There are times, however, when swearing can be as valid and creative a use of language as the florid adjectives employed by some of our greatest poets.
Introduced sparingly and judiciously, swear words can be visceral and hard-hitting. Used in abundance they can conjure baroque mental pictures, some camp, others disturbingly grand guignol. If you need proof, just look at The Thick of It, in particular the verbal grenades lobbed by Malcolm Tucker, the lethal Scottish enforcer of the PM's wishes and undisputed master of the profane put-down. Or Deadwood, the American series that contains some of the most beautifully composed abuse television has ever known. Or Curb Your Enthusiasm where, in one scene, guests at a restaurant deliver a stream-of-consciousness tirade of expletives out of sympathy for the Tourettes-afflicted chef.
To appreciate the power of the single expletive I should refer you to The Wire and the episode in which detectives Bunk and McNulty examine a crime scene, only breaking their silence with their use of the f-word 38 times. Naturally the scriptwriters could have used more wordy dialogue to relay the sense of bafflement, then realisation, then astonishment felt by the pair as they trace the course of a bullet from outside an apartment window, into a victim's head and then into the door of a fridge. But clearly that wouldn't have been so effective.
There are times when swearing can do wonders for the credibility of contemporary drama. I've always thought that EastEnders might benefit from the odd profane outburst for a dash of realism. Certainly, the resident heavy and sometime wife-beater Phil Mitchell would be a lot more believable were he allowed to indulge in some proper cursing.
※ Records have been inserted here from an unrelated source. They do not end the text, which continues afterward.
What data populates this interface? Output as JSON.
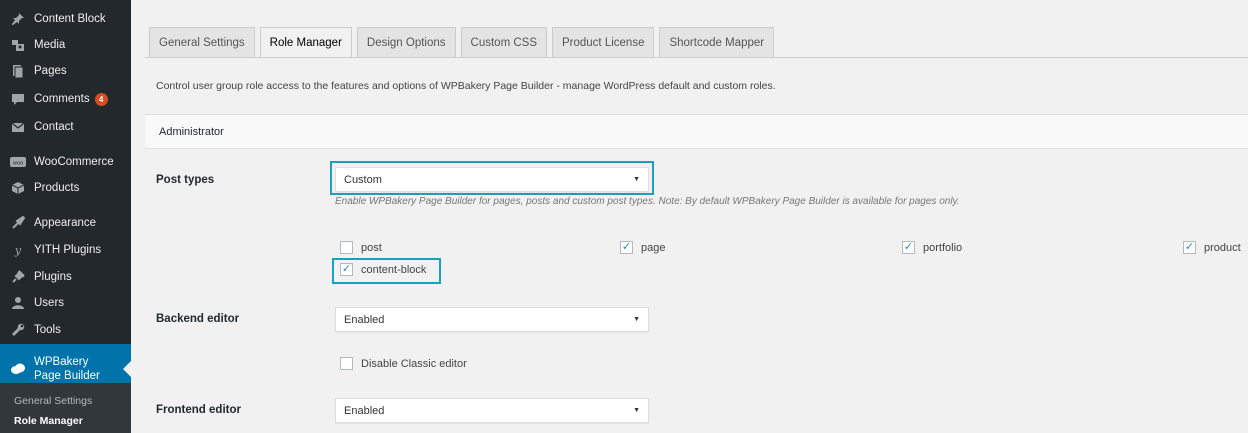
{
  "sidebar": {
    "items": [
      {
        "label": "Content Block",
        "icon": "pin-icon"
      },
      {
        "label": "Media",
        "icon": "media-icon"
      },
      {
        "label": "Pages",
        "icon": "pages-icon"
      },
      {
        "label": "Comments",
        "icon": "comments-icon",
        "badge": "4"
      },
      {
        "label": "Contact",
        "icon": "mail-icon"
      },
      {
        "label": "WooCommerce",
        "icon": "woo-icon"
      },
      {
        "label": "Products",
        "icon": "products-icon"
      },
      {
        "label": "Appearance",
        "icon": "appearance-icon"
      },
      {
        "label": "YITH Plugins",
        "icon": "yith-icon"
      },
      {
        "label": "Plugins",
        "icon": "plugins-icon"
      },
      {
        "label": "Users",
        "icon": "users-icon"
      },
      {
        "label": "Tools",
        "icon": "tools-icon"
      },
      {
        "label": "WPBakery Page Builder",
        "icon": "wpbakery-icon",
        "active": true
      }
    ],
    "submenu": [
      {
        "label": "General Settings"
      },
      {
        "label": "Role Manager",
        "current": true
      }
    ]
  },
  "tabs": [
    {
      "label": "General Settings"
    },
    {
      "label": "Role Manager",
      "active": true
    },
    {
      "label": "Design Options"
    },
    {
      "label": "Custom CSS"
    },
    {
      "label": "Product License"
    },
    {
      "label": "Shortcode Mapper"
    }
  ],
  "intro_text": "Control user group role access to the features and options of WPBakery Page Builder - manage WordPress default and custom roles.",
  "section_title": "Administrator",
  "post_types": {
    "label": "Post types",
    "selected": "Custom",
    "help": "Enable WPBakery Page Builder for pages, posts and custom post types. Note: By default WPBakery Page Builder is available for pages only.",
    "checkboxes": [
      {
        "label": "post",
        "checked": false
      },
      {
        "label": "page",
        "checked": true
      },
      {
        "label": "portfolio",
        "checked": true
      },
      {
        "label": "product",
        "checked": true
      },
      {
        "label": "content-block",
        "checked": true
      }
    ]
  },
  "backend_editor": {
    "label": "Backend editor",
    "selected": "Enabled",
    "disable_classic": {
      "label": "Disable Classic editor",
      "checked": false
    }
  },
  "frontend_editor": {
    "label": "Frontend editor",
    "selected": "Enabled"
  },
  "colors": {
    "sidebar_bg": "#23282d",
    "active_menu": "#0073aa",
    "highlight": "#1a9fbd",
    "badge": "#d54e21"
  }
}
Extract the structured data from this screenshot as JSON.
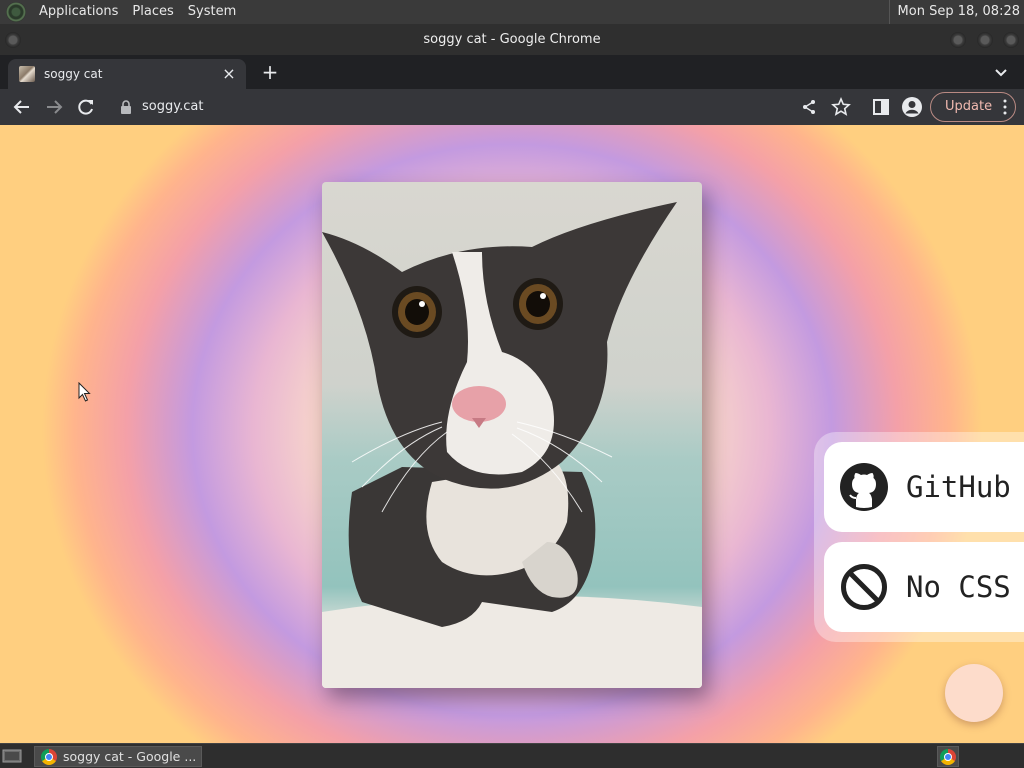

And how about 24's recently retired Jack Bauer, a man on whose shoulders the future of millions of Americans would frequently rest, and who on more than one occasion found himself strung up, beaten and with electrodes applied to his person, and yet was compelled to utter nothing more than a feeble "Damn it!"
You could argue, with the introduction of the watershed, and the broader cultural omnipresence of four-letter words, that swearing has lost its frisson. Gone are the days when the likes of Bill Grundy were suspended over a few ripe words used by the Sex Pistols, or when Kenneth Tynan could shock the nation with a passing obscenity on a BBC discussion programme. But times have changed and so has the way we use language. Of course swearing can be offensive, ill-judged and rude, but in dramatic terms it can also be highly expressive, clever and, well, just funny. Frankly I'd like to hear more of it.